Emory Playwriting Fellow Edith Freni Gives Free Public Reading

Edith Freni © Brian McConkey

November 3, 2014

Playwright Edith Freni gives a free reading as part of the 2014-2015 Creative Writing Reading Series on November 17, 2014 at 6:30 p.m. in the Jones Room of the Woodruff Library.

Freni was selected as the first recipient of Emory University¿s new playwriting fellowship, a two-year appointment among the first of its kind and one of only a few existing university creative writing fellowships dedicated to the work of playwrights.

Freni, a native of New York City, received her BFA and MFA from NYU¿s Department of Dramatic Writing, where she was the recipient of a Goldberg Playwriting Fellowship and the Harry Kondoleon Graduate Playwriting Award. Her work has been produced, developed and read at numerous professional theatrical institutions including Steppenwolf Theatre Company, New York Theatre Workshop, LAByrinth Theatre Company, The Public Theatre, The Williamstown Theatre Festival, Ensemble Studio Theater, PS 122, Partial Comfort Productions, The McCarter Theatre and The Lark. She was the co-founder and literary manager of The 24Seven Lab from 2004-2011 and from 2010-2014, taught playwriting and play analysis in the Department of Theatre Arts at the University of Miami. Freni was a competitive figure skater for 12 years and fought in the NYC amateur circuit with Coach Lee Shabaka's Team Freeform Women¿s Boxing Club for six years.

During Emory¿s 2014 Brave New Works festival, Freni presented selections from two new works "A Work of Pure Fiction" and "Total Power Exchange," a nominee for the 2014 L. Arnold Weissberger Award, both directed by Donald McManus.

Freni¿s reading is free and open to the public. A book signing and reception will follow the reading.

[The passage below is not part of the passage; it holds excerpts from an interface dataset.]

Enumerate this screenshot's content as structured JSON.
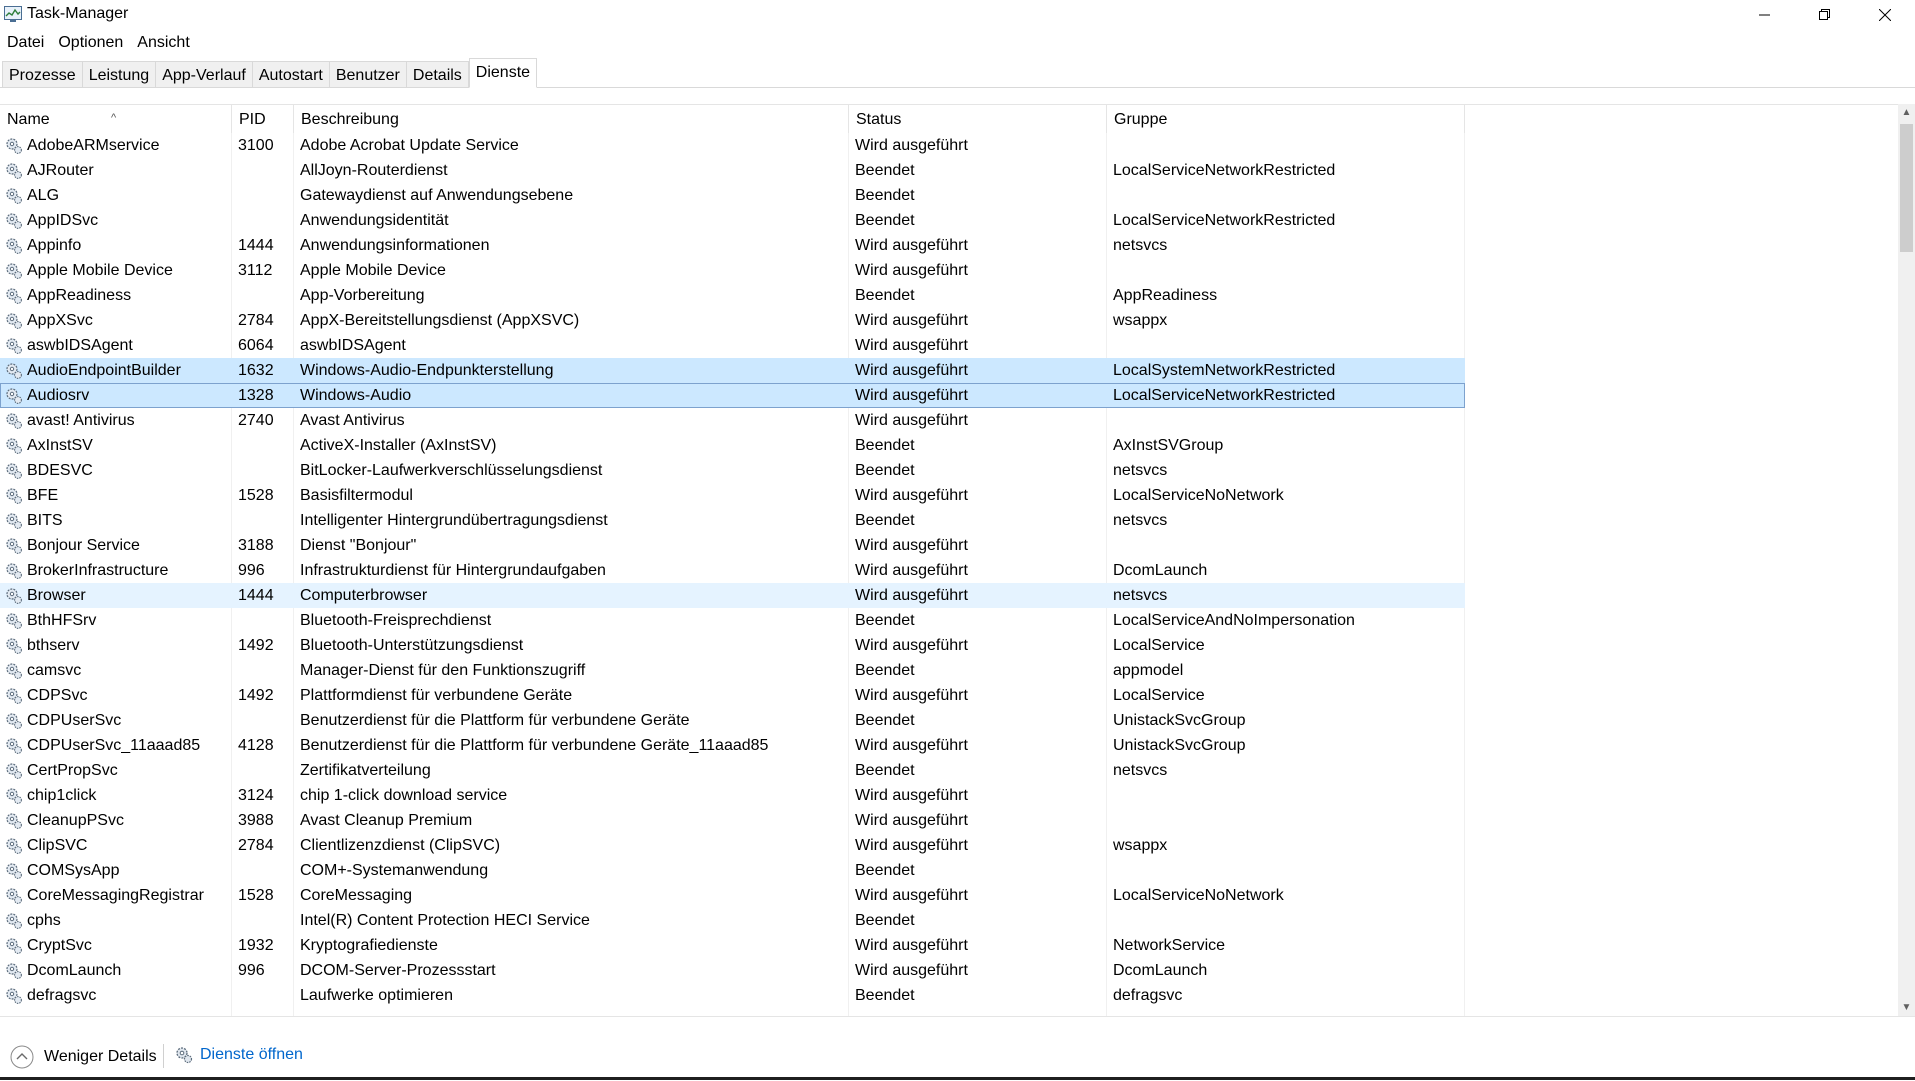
{
  "window": {
    "title": "Task-Manager",
    "controls": {
      "minimize": "—",
      "restore": "❐",
      "close": "✕"
    }
  },
  "menu": [
    "Datei",
    "Optionen",
    "Ansicht"
  ],
  "tabs": [
    {
      "label": "Prozesse",
      "active": false
    },
    {
      "label": "Leistung",
      "active": false
    },
    {
      "label": "App-Verlauf",
      "active": false
    },
    {
      "label": "Autostart",
      "active": false
    },
    {
      "label": "Benutzer",
      "active": false
    },
    {
      "label": "Details",
      "active": false
    },
    {
      "label": "Dienste",
      "active": true
    }
  ],
  "columns": {
    "name": "Name",
    "pid": "PID",
    "description": "Beschreibung",
    "status": "Status",
    "group": "Gruppe",
    "sort_indicator": "^"
  },
  "services": [
    {
      "name": "AdobeARMservice",
      "pid": "3100",
      "description": "Adobe Acrobat Update Service",
      "status": "Wird ausgeführt",
      "group": ""
    },
    {
      "name": "AJRouter",
      "pid": "",
      "description": "AllJoyn-Routerdienst",
      "status": "Beendet",
      "group": "LocalServiceNetworkRestricted"
    },
    {
      "name": "ALG",
      "pid": "",
      "description": "Gatewaydienst auf Anwendungsebene",
      "status": "Beendet",
      "group": ""
    },
    {
      "name": "AppIDSvc",
      "pid": "",
      "description": "Anwendungsidentität",
      "status": "Beendet",
      "group": "LocalServiceNetworkRestricted"
    },
    {
      "name": "Appinfo",
      "pid": "1444",
      "description": "Anwendungsinformationen",
      "status": "Wird ausgeführt",
      "group": "netsvcs"
    },
    {
      "name": "Apple Mobile Device",
      "pid": "3112",
      "description": "Apple Mobile Device",
      "status": "Wird ausgeführt",
      "group": ""
    },
    {
      "name": "AppReadiness",
      "pid": "",
      "description": "App-Vorbereitung",
      "status": "Beendet",
      "group": "AppReadiness"
    },
    {
      "name": "AppXSvc",
      "pid": "2784",
      "description": "AppX-Bereitstellungsdienst (AppXSVC)",
      "status": "Wird ausgeführt",
      "group": "wsappx"
    },
    {
      "name": "aswbIDSAgent",
      "pid": "6064",
      "description": "aswbIDSAgent",
      "status": "Wird ausgeführt",
      "group": ""
    },
    {
      "name": "AudioEndpointBuilder",
      "pid": "1632",
      "description": "Windows-Audio-Endpunkterstellung",
      "status": "Wird ausgeführt",
      "group": "LocalSystemNetworkRestricted",
      "highlight": "selected"
    },
    {
      "name": "Audiosrv",
      "pid": "1328",
      "description": "Windows-Audio",
      "status": "Wird ausgeführt",
      "group": "LocalServiceNetworkRestricted",
      "highlight": "focused"
    },
    {
      "name": "avast! Antivirus",
      "pid": "2740",
      "description": "Avast Antivirus",
      "status": "Wird ausgeführt",
      "group": ""
    },
    {
      "name": "AxInstSV",
      "pid": "",
      "description": "ActiveX-Installer (AxInstSV)",
      "status": "Beendet",
      "group": "AxInstSVGroup"
    },
    {
      "name": "BDESVC",
      "pid": "",
      "description": "BitLocker-Laufwerkverschlüsselungsdienst",
      "status": "Beendet",
      "group": "netsvcs"
    },
    {
      "name": "BFE",
      "pid": "1528",
      "description": "Basisfiltermodul",
      "status": "Wird ausgeführt",
      "group": "LocalServiceNoNetwork"
    },
    {
      "name": "BITS",
      "pid": "",
      "description": "Intelligenter Hintergrundübertragungsdienst",
      "status": "Beendet",
      "group": "netsvcs"
    },
    {
      "name": "Bonjour Service",
      "pid": "3188",
      "description": "Dienst \"Bonjour\"",
      "status": "Wird ausgeführt",
      "group": ""
    },
    {
      "name": "BrokerInfrastructure",
      "pid": "996",
      "description": "Infrastrukturdienst für Hintergrundaufgaben",
      "status": "Wird ausgeführt",
      "group": "DcomLaunch"
    },
    {
      "name": "Browser",
      "pid": "1444",
      "description": "Computerbrowser",
      "status": "Wird ausgeführt",
      "group": "netsvcs",
      "highlight": "hover"
    },
    {
      "name": "BthHFSrv",
      "pid": "",
      "description": "Bluetooth-Freisprechdienst",
      "status": "Beendet",
      "group": "LocalServiceAndNoImpersonation"
    },
    {
      "name": "bthserv",
      "pid": "1492",
      "description": "Bluetooth-Unterstützungsdienst",
      "status": "Wird ausgeführt",
      "group": "LocalService"
    },
    {
      "name": "camsvc",
      "pid": "",
      "description": "Manager-Dienst für den Funktionszugriff",
      "status": "Beendet",
      "group": "appmodel"
    },
    {
      "name": "CDPSvc",
      "pid": "1492",
      "description": "Plattformdienst für verbundene Geräte",
      "status": "Wird ausgeführt",
      "group": "LocalService"
    },
    {
      "name": "CDPUserSvc",
      "pid": "",
      "description": "Benutzerdienst für die Plattform für verbundene Geräte",
      "status": "Beendet",
      "group": "UnistackSvcGroup"
    },
    {
      "name": "CDPUserSvc_11aaad85",
      "pid": "4128",
      "description": "Benutzerdienst für die Plattform für verbundene Geräte_11aaad85",
      "status": "Wird ausgeführt",
      "group": "UnistackSvcGroup"
    },
    {
      "name": "CertPropSvc",
      "pid": "",
      "description": "Zertifikatverteilung",
      "status": "Beendet",
      "group": "netsvcs"
    },
    {
      "name": "chip1click",
      "pid": "3124",
      "description": "chip 1-click download service",
      "status": "Wird ausgeführt",
      "group": ""
    },
    {
      "name": "CleanupPSvc",
      "pid": "3988",
      "description": "Avast Cleanup Premium",
      "status": "Wird ausgeführt",
      "group": ""
    },
    {
      "name": "ClipSVC",
      "pid": "2784",
      "description": "Clientlizenzdienst (ClipSVC)",
      "status": "Wird ausgeführt",
      "group": "wsappx"
    },
    {
      "name": "COMSysApp",
      "pid": "",
      "description": "COM+-Systemanwendung",
      "status": "Beendet",
      "group": ""
    },
    {
      "name": "CoreMessagingRegistrar",
      "pid": "1528",
      "description": "CoreMessaging",
      "status": "Wird ausgeführt",
      "group": "LocalServiceNoNetwork"
    },
    {
      "name": "cphs",
      "pid": "",
      "description": "Intel(R) Content Protection HECI Service",
      "status": "Beendet",
      "group": ""
    },
    {
      "name": "CryptSvc",
      "pid": "1932",
      "description": "Kryptografiedienste",
      "status": "Wird ausgeführt",
      "group": "NetworkService"
    },
    {
      "name": "DcomLaunch",
      "pid": "996",
      "description": "DCOM-Server-Prozessstart",
      "status": "Wird ausgeführt",
      "group": "DcomLaunch"
    },
    {
      "name": "defragsvc",
      "pid": "",
      "description": "Laufwerke optimieren",
      "status": "Beendet",
      "group": "defragsvc"
    }
  ],
  "footer": {
    "fewer_details": "Weniger Details",
    "open_services": "Dienste öffnen"
  },
  "colors": {
    "selected_row": "#cce8ff",
    "hover_row": "#e5f3ff",
    "link": "#0066cc"
  }
}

Creative Writing Reading Series
The undergraduate Creative Writing Program at Emory celebrates its 24th anniversary this year. Students approach the study of literature through their own creative writing, as well as by the more traditional method of critical analysis and reading. Former US Poet Laureate Natasha Trethewey, the Robert W. Woodruff Professor of English and Creative Writing, directs the program.